It’s taken forty-something years, but I’m now researching, designing, writing and illustrating a 94 page soft cover book about the horror films of Hammer Studios.
Very aware these productions have already been analysed, dissected and evaluated in molecular detail by authors all across the world (I was reading some of their books in my bedroom all those many years ago), I pitched a very different approach which astonishingly attracted some interest from a british publisher.

Over the last decade my day job has required me to produce infographics (information graphics) - visual representations of information which can be absorbed quickly by a reader, rather than having to be excavated from large bodies of text. These can be charts, diagrams, maps, graphs, schematics, illustrations - any visual device which analyses and informs.
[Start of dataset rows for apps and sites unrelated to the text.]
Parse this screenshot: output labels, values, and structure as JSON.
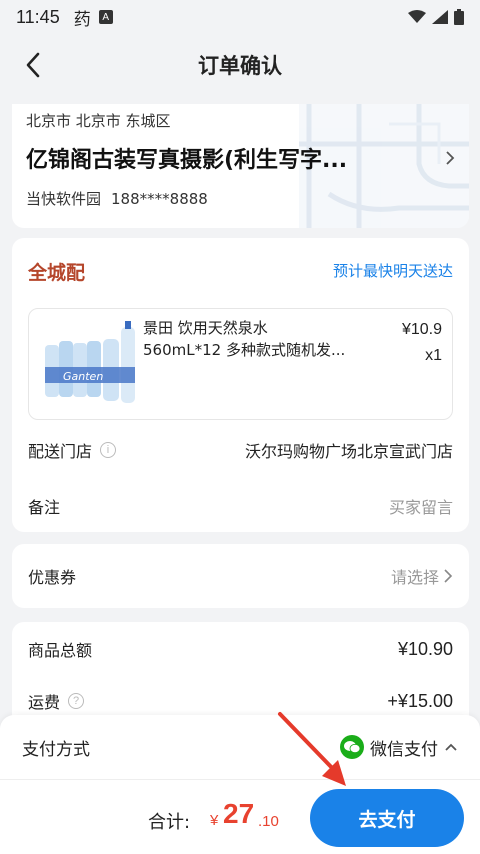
{
  "status_bar": {
    "time": "11:45",
    "app_glyph": "药",
    "badge": "A"
  },
  "nav": {
    "title": "订单确认"
  },
  "address": {
    "region": "北京市 北京市 东城区",
    "name": "亿锦阁古装写真摄影(利生写字...",
    "contact_name": "当快软件园",
    "phone": "188****8888"
  },
  "order": {
    "delivery_type": "全城配",
    "eta": "预计最快明天送达",
    "item": {
      "name_line1": "景田 饮用天然泉水",
      "name_line2": "560mL*12 多种款式随机发...",
      "price": "¥10.9",
      "qty": "x1",
      "image_label": "Ganten"
    },
    "store_label": "配送门店",
    "store_value": "沃尔玛购物广场北京宣武门店",
    "remark_label": "备注",
    "remark_placeholder": "买家留言"
  },
  "coupon": {
    "label": "优惠券",
    "value": "请选择"
  },
  "summary": {
    "goods_total_label": "商品总额",
    "goods_total_value": "¥10.90",
    "shipping_label": "运费",
    "shipping_value": "+¥15.00"
  },
  "payment": {
    "label": "支付方式",
    "method": "微信支付"
  },
  "footer": {
    "total_label": "合计:",
    "currency": "¥",
    "total_int": "27",
    "total_dec": ".10",
    "pay_button": "去支付"
  },
  "colors": {
    "accent": "#1a82e8",
    "price_red": "#e8422f",
    "delivery_brown": "#b5462b",
    "wechat_green": "#1aad19"
  }
}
Apart from the fact that successive generations of film fans are now delving deeper and deeper into the backgrounds and minutae of their favourite films, the perennially popular output of Hammer studios lends itself perfectly to this treatment. As with so many of their decisions, Hammer’s body of work was driven by cost considerations. Sequels were an efficient way to reuse props and costumes and calling upon the same actors familiar with the Hammer method of working saved time, as did reusing directors, writers and technicians.


The result of this ‘business model’ is a vast, interconnected world stretching across two decades of film-making. Sometimes it’s the fictional characters and settings which form the connective tissue, and sometimes it’s real-world factors. Either way, this gives me plentiful data which can be sifted and arranged into (hopefully) attractive and engaging infographics.
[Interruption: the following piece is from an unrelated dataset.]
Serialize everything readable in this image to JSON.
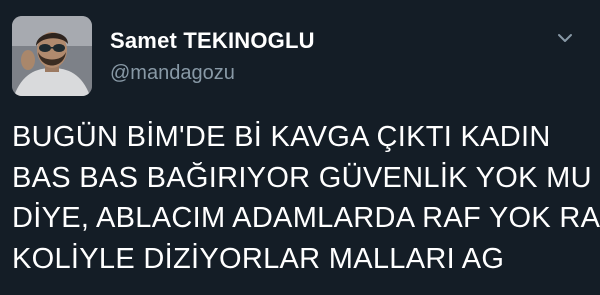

Will Infogothic - A graphic guide to Hammer horror sell? Will it actually see the light of day - will I even make my deadline? Even I’ve learned that many uncertainties lie between a project and a product in this industry.
The single best thing which has come out of this incarceration is the incredible generosity of fans and authors all over the world which I’ve encountered. They have been unfailingly encouraging and helpful with my every request and enquiry. I’m still reeling from the incredible kindness of one author who sent me a PDF of his entire out-of-print book for my own reference. Like Hammer films themselves, although the subject matter itself was often sensationalist or even tawdry - it was always executed with pure class.

This post is already longer than I intended, so it’s back to work. I’m not sure when I’ll return to this blog, but I definitely will - there’s been so much else to write about this year.
In the meantime; I’m learning a lot - not just about Hammer itself, but history, geography, languages and literally, rocket science. And I’m currently working on a fashion spread, charting the costumes of Hammer heroines from Raquel Welch’s doe-skin bikini in One Million Years BC to the PVC futurism of Moon Zero Two. So don’t feel sorry for me - and if you like what you hear - buy my book!